### TASK GOAL
Each line that includes "dword" must be copied from the records.

(Dataset items)
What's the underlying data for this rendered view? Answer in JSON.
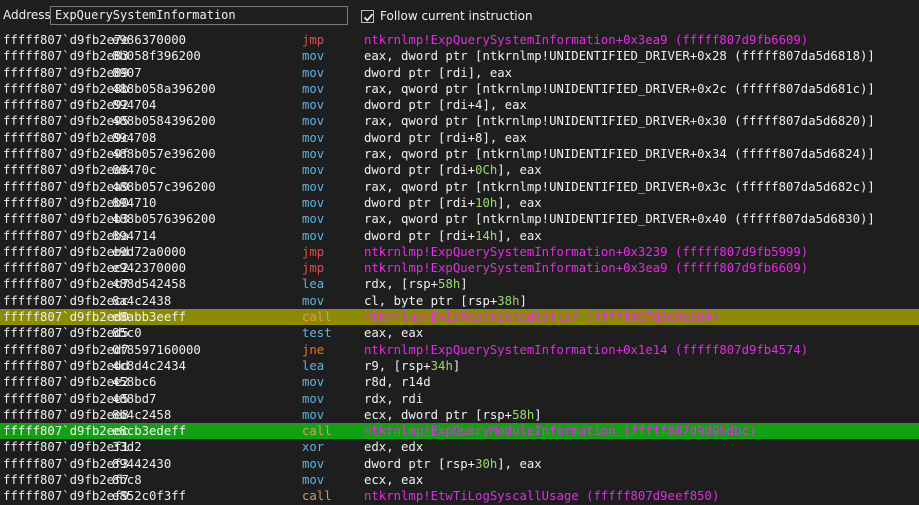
{
  "toolbar": {
    "address_label": "Address:",
    "address_value": "ExpQuerySystemInformation",
    "follow_label": "Follow current instruction",
    "follow_checked": true
  },
  "colors": {
    "background": "#1e1e1e",
    "mnemonic": "#5ab4e6",
    "jmp": "#e24b4b",
    "conditional_jump": "#e07a0a",
    "call": "#d79b5a",
    "symbol_target": "#e62ae6",
    "number": "#9cdc6a",
    "highlight_breakpoint": "#8c8c00",
    "highlight_current": "#14a014"
  },
  "rows": [
    {
      "addr": "fffff807`d9fb2e7e",
      "bytes": "e986370000",
      "mnem": "jmp",
      "kind": "jmp",
      "ops": [
        {
          "t": "ntkrnlmp!ExpQuerySystemInformation+0x3ea9 (fffff807d9fb6609)",
          "c": "target"
        }
      ]
    },
    {
      "addr": "fffff807`d9fb2e83",
      "bytes": "8b058f396200",
      "mnem": "mov",
      "kind": "mnem",
      "ops": [
        {
          "t": "eax, dword ptr [ntkrnlmp!UNIDENTIFIED_DRIVER+0x28 (fffff807da5d6818)]",
          "c": "white"
        }
      ]
    },
    {
      "addr": "fffff807`d9fb2e89",
      "bytes": "8907",
      "mnem": "mov",
      "kind": "mnem",
      "ops": [
        {
          "t": "dword ptr [rdi], eax",
          "c": "white"
        }
      ]
    },
    {
      "addr": "fffff807`d9fb2e8b",
      "bytes": "488b058a396200",
      "mnem": "mov",
      "kind": "mnem",
      "ops": [
        {
          "t": "rax, qword ptr [ntkrnlmp!UNIDENTIFIED_DRIVER+0x2c (fffff807da5d681c)]",
          "c": "white"
        }
      ]
    },
    {
      "addr": "fffff807`d9fb2e92",
      "bytes": "894704",
      "mnem": "mov",
      "kind": "mnem",
      "ops": [
        {
          "t": "dword ptr [rdi+4], eax",
          "c": "white"
        }
      ]
    },
    {
      "addr": "fffff807`d9fb2e95",
      "bytes": "488b0584396200",
      "mnem": "mov",
      "kind": "mnem",
      "ops": [
        {
          "t": "rax, qword ptr [ntkrnlmp!UNIDENTIFIED_DRIVER+0x30 (fffff807da5d6820)]",
          "c": "white"
        }
      ]
    },
    {
      "addr": "fffff807`d9fb2e9c",
      "bytes": "894708",
      "mnem": "mov",
      "kind": "mnem",
      "ops": [
        {
          "t": "dword ptr [rdi+8], eax",
          "c": "white"
        }
      ]
    },
    {
      "addr": "fffff807`d9fb2e9f",
      "bytes": "488b057e396200",
      "mnem": "mov",
      "kind": "mnem",
      "ops": [
        {
          "t": "rax, qword ptr [ntkrnlmp!UNIDENTIFIED_DRIVER+0x34 (fffff807da5d6824)]",
          "c": "white"
        }
      ]
    },
    {
      "addr": "fffff807`d9fb2ea6",
      "bytes": "89470c",
      "mnem": "mov",
      "kind": "mnem",
      "ops": [
        {
          "t": "dword ptr [rdi+",
          "c": "white"
        },
        {
          "t": "0Ch",
          "c": "num"
        },
        {
          "t": "], eax",
          "c": "white"
        }
      ]
    },
    {
      "addr": "fffff807`d9fb2ea9",
      "bytes": "488b057c396200",
      "mnem": "mov",
      "kind": "mnem",
      "ops": [
        {
          "t": "rax, qword ptr [ntkrnlmp!UNIDENTIFIED_DRIVER+0x3c (fffff807da5d682c)]",
          "c": "white"
        }
      ]
    },
    {
      "addr": "fffff807`d9fb2eb0",
      "bytes": "894710",
      "mnem": "mov",
      "kind": "mnem",
      "ops": [
        {
          "t": "dword ptr [rdi+",
          "c": "white"
        },
        {
          "t": "10h",
          "c": "num"
        },
        {
          "t": "], eax",
          "c": "white"
        }
      ]
    },
    {
      "addr": "fffff807`d9fb2eb3",
      "bytes": "488b0576396200",
      "mnem": "mov",
      "kind": "mnem",
      "ops": [
        {
          "t": "rax, qword ptr [ntkrnlmp!UNIDENTIFIED_DRIVER+0x40 (fffff807da5d6830)]",
          "c": "white"
        }
      ]
    },
    {
      "addr": "fffff807`d9fb2eba",
      "bytes": "894714",
      "mnem": "mov",
      "kind": "mnem",
      "ops": [
        {
          "t": "dword ptr [rdi+",
          "c": "white"
        },
        {
          "t": "14h",
          "c": "num"
        },
        {
          "t": "], eax",
          "c": "white"
        }
      ]
    },
    {
      "addr": "fffff807`d9fb2ebd",
      "bytes": "e9d72a0000",
      "mnem": "jmp",
      "kind": "jmp",
      "ops": [
        {
          "t": "ntkrnlmp!ExpQuerySystemInformation+0x3239 (fffff807d9fb5999)",
          "c": "target"
        }
      ]
    },
    {
      "addr": "fffff807`d9fb2ec2",
      "bytes": "e942370000",
      "mnem": "jmp",
      "kind": "jmp",
      "ops": [
        {
          "t": "ntkrnlmp!ExpQuerySystemInformation+0x3ea9 (fffff807d9fb6609)",
          "c": "target"
        }
      ]
    },
    {
      "addr": "fffff807`d9fb2ec7",
      "bytes": "488d542458",
      "mnem": "lea",
      "kind": "mnem",
      "ops": [
        {
          "t": "rdx, [rsp+",
          "c": "white"
        },
        {
          "t": "58h",
          "c": "num"
        },
        {
          "t": "]",
          "c": "white"
        }
      ]
    },
    {
      "addr": "fffff807`d9fb2ecc",
      "bytes": "8a4c2438",
      "mnem": "mov",
      "kind": "mnem",
      "ops": [
        {
          "t": "cl, byte ptr [rsp+",
          "c": "white"
        },
        {
          "t": "38h",
          "c": "num"
        },
        {
          "t": "]",
          "c": "white"
        }
      ]
    },
    {
      "addr": "fffff807`d9fb2ed0",
      "bytes": "e8abb3eeff",
      "mnem": "call",
      "kind": "call",
      "hl": "yellow",
      "ops": [
        {
          "t": "ntkrnlmp!ExIsRestrictedCaller (fffff807d9e9e280)",
          "c": "target"
        }
      ]
    },
    {
      "addr": "fffff807`d9fb2ed5",
      "bytes": "85c0",
      "mnem": "test",
      "kind": "mnem",
      "ops": [
        {
          "t": "eax, eax",
          "c": "white"
        }
      ]
    },
    {
      "addr": "fffff807`d9fb2ed7",
      "bytes": "0f8597160000",
      "mnem": "jne",
      "kind": "jcc",
      "ops": [
        {
          "t": "ntkrnlmp!ExpQuerySystemInformation+0x1e14 (fffff807d9fb4574)",
          "c": "target"
        }
      ]
    },
    {
      "addr": "fffff807`d9fb2edd",
      "bytes": "4c8d4c2434",
      "mnem": "lea",
      "kind": "mnem",
      "ops": [
        {
          "t": "r9, [rsp+",
          "c": "white"
        },
        {
          "t": "34h",
          "c": "num"
        },
        {
          "t": "]",
          "c": "white"
        }
      ]
    },
    {
      "addr": "fffff807`d9fb2ee2",
      "bytes": "458bc6",
      "mnem": "mov",
      "kind": "mnem",
      "ops": [
        {
          "t": "r8d, r14d",
          "c": "white"
        }
      ]
    },
    {
      "addr": "fffff807`d9fb2ee5",
      "bytes": "488bd7",
      "mnem": "mov",
      "kind": "mnem",
      "ops": [
        {
          "t": "rdx, rdi",
          "c": "white"
        }
      ]
    },
    {
      "addr": "fffff807`d9fb2ee8",
      "bytes": "8b4c2458",
      "mnem": "mov",
      "kind": "mnem",
      "ops": [
        {
          "t": "ecx, dword ptr [rsp+",
          "c": "white"
        },
        {
          "t": "58h",
          "c": "num"
        },
        {
          "t": "]",
          "c": "white"
        }
      ]
    },
    {
      "addr": "fffff807`d9fb2eec",
      "bytes": "e8cb3edeff",
      "mnem": "call",
      "kind": "call",
      "hl": "green",
      "ops": [
        {
          "t": "ntkrnlmp!ExpQueryModuleInformation (fffff807d9d96dbc)",
          "c": "target"
        }
      ]
    },
    {
      "addr": "fffff807`d9fb2ef1",
      "bytes": "33d2",
      "mnem": "xor",
      "kind": "mnem",
      "ops": [
        {
          "t": "edx, edx",
          "c": "white"
        }
      ]
    },
    {
      "addr": "fffff807`d9fb2ef3",
      "bytes": "89442430",
      "mnem": "mov",
      "kind": "mnem",
      "ops": [
        {
          "t": "dword ptr [rsp+",
          "c": "white"
        },
        {
          "t": "30h",
          "c": "num"
        },
        {
          "t": "], eax",
          "c": "white"
        }
      ]
    },
    {
      "addr": "fffff807`d9fb2ef7",
      "bytes": "8bc8",
      "mnem": "mov",
      "kind": "mnem",
      "ops": [
        {
          "t": "ecx, eax",
          "c": "white"
        }
      ]
    },
    {
      "addr": "fffff807`d9fb2ef9",
      "bytes": "e852c0f3ff",
      "mnem": "call",
      "kind": "call",
      "ops": [
        {
          "t": "ntkrnlmp!EtwTiLogSyscallUsage (fffff807d9eef850)",
          "c": "target"
        }
      ]
    }
  ]
}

### RESULT
          "t": "eax, dword ptr [ntkrnlmp!UNIDENTIFIED_DRIVER+0x28 (fffff807da5d6818)]",
          "t": "dword ptr [rdi], eax",
          "t": "dword ptr [rdi+4], eax",
          "t": "dword ptr [rdi+8], eax",
          "t": "dword ptr [rdi+",
          "t": "dword ptr [rdi+",
          "t": "dword ptr [rdi+",
          "t": "ecx, dword ptr [rsp+",
          "t": "dword ptr [rsp+",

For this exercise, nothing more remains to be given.